“We are working closely with Suffolk to ensure their plans for improving their SEND services lead to positive changes, so all children get a high-quality education regardless of need.
“We are confident that leaders in Suffolk are taking these concerns seriously and have plans in place to address them, including substantial new investment – but we will not hesitate to take further action to drive improvement if necessary.”
The campaign group claims statutory duties are not being met, exposed in a number of Ombudsman findings in recent months.
It said only 54% of pupils with Education Health and Care Plans (EHCPs) were getting their statutory annual review, and claimed that hundreds of SEND youngsters were being left without suitable full-time education.
The council has embarked on an improvement plan following the independent Lincolnshire Review. In its latest update of work since January, the council says it has recruited 13 family services officers and an educational psychologist – with a further two education psychologists set to join in September.
Elsewhere, it has begun work to recruit another 20 new employees in the team thanks to a £1.1million uplift in the service’s budget, additional training for SEND decision making was held in April and ‘time to listen’ events were carried out in March to hear directly from parents.
Work already underway included improvement to its IT systems, recruitment of a specialist SEND lawyer and ambitions to review how EHCP plans are implemented.
Rachel Hood, cabinet member for education, SEND and skills, said: “We have been told by the Department for Education that there are no plans for an investigation or a commissioner visit. A recent visit by the Department for Education and NHS England confirmed that ‘good progress’ has been made in Suffolk SEND education reform.

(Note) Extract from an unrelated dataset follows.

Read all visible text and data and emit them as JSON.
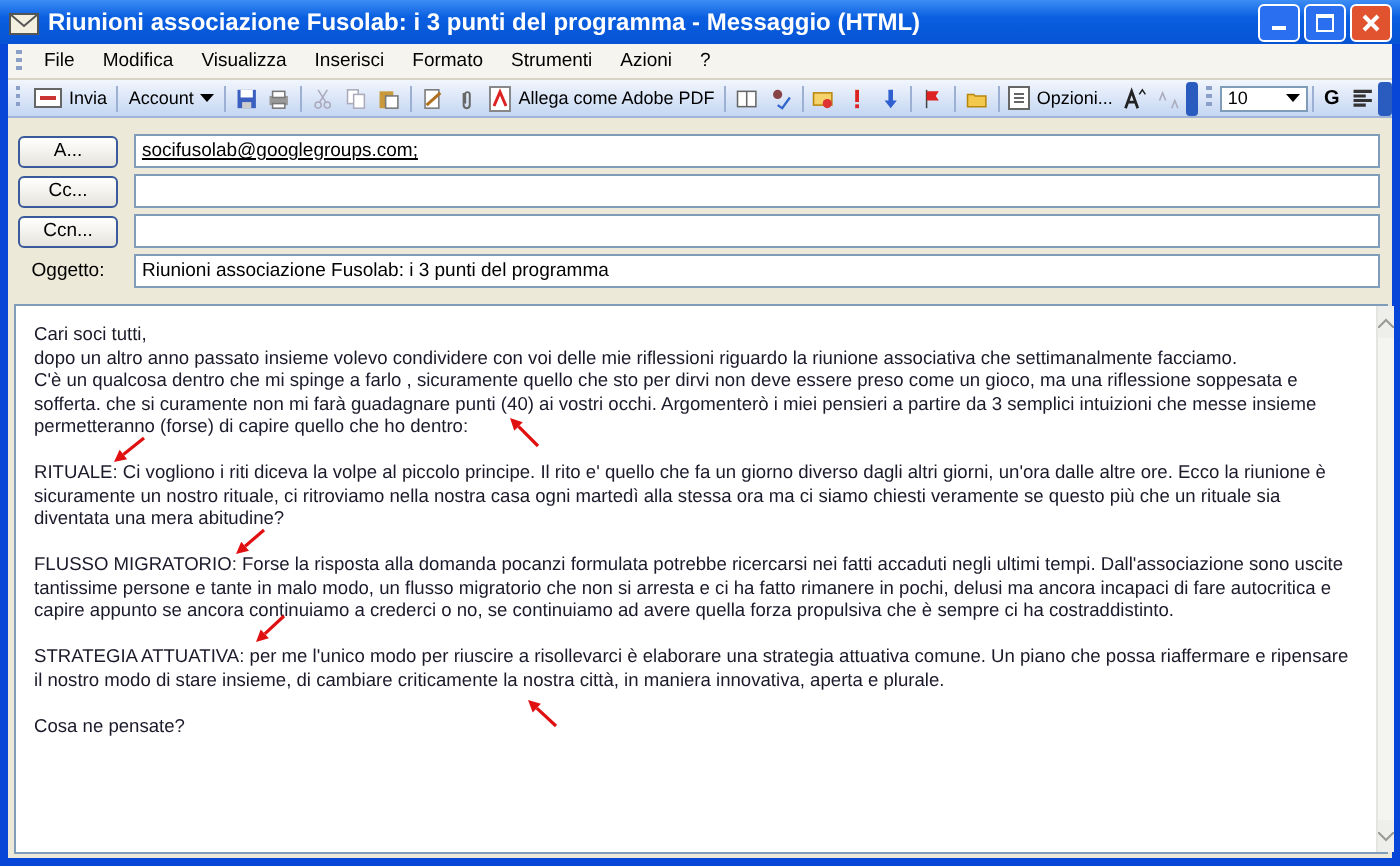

“Reforming the way we deliver SEND services is a significant piece of work and good progress have been made. We acknowledge we have some way to go, but we will not be knocked off course.”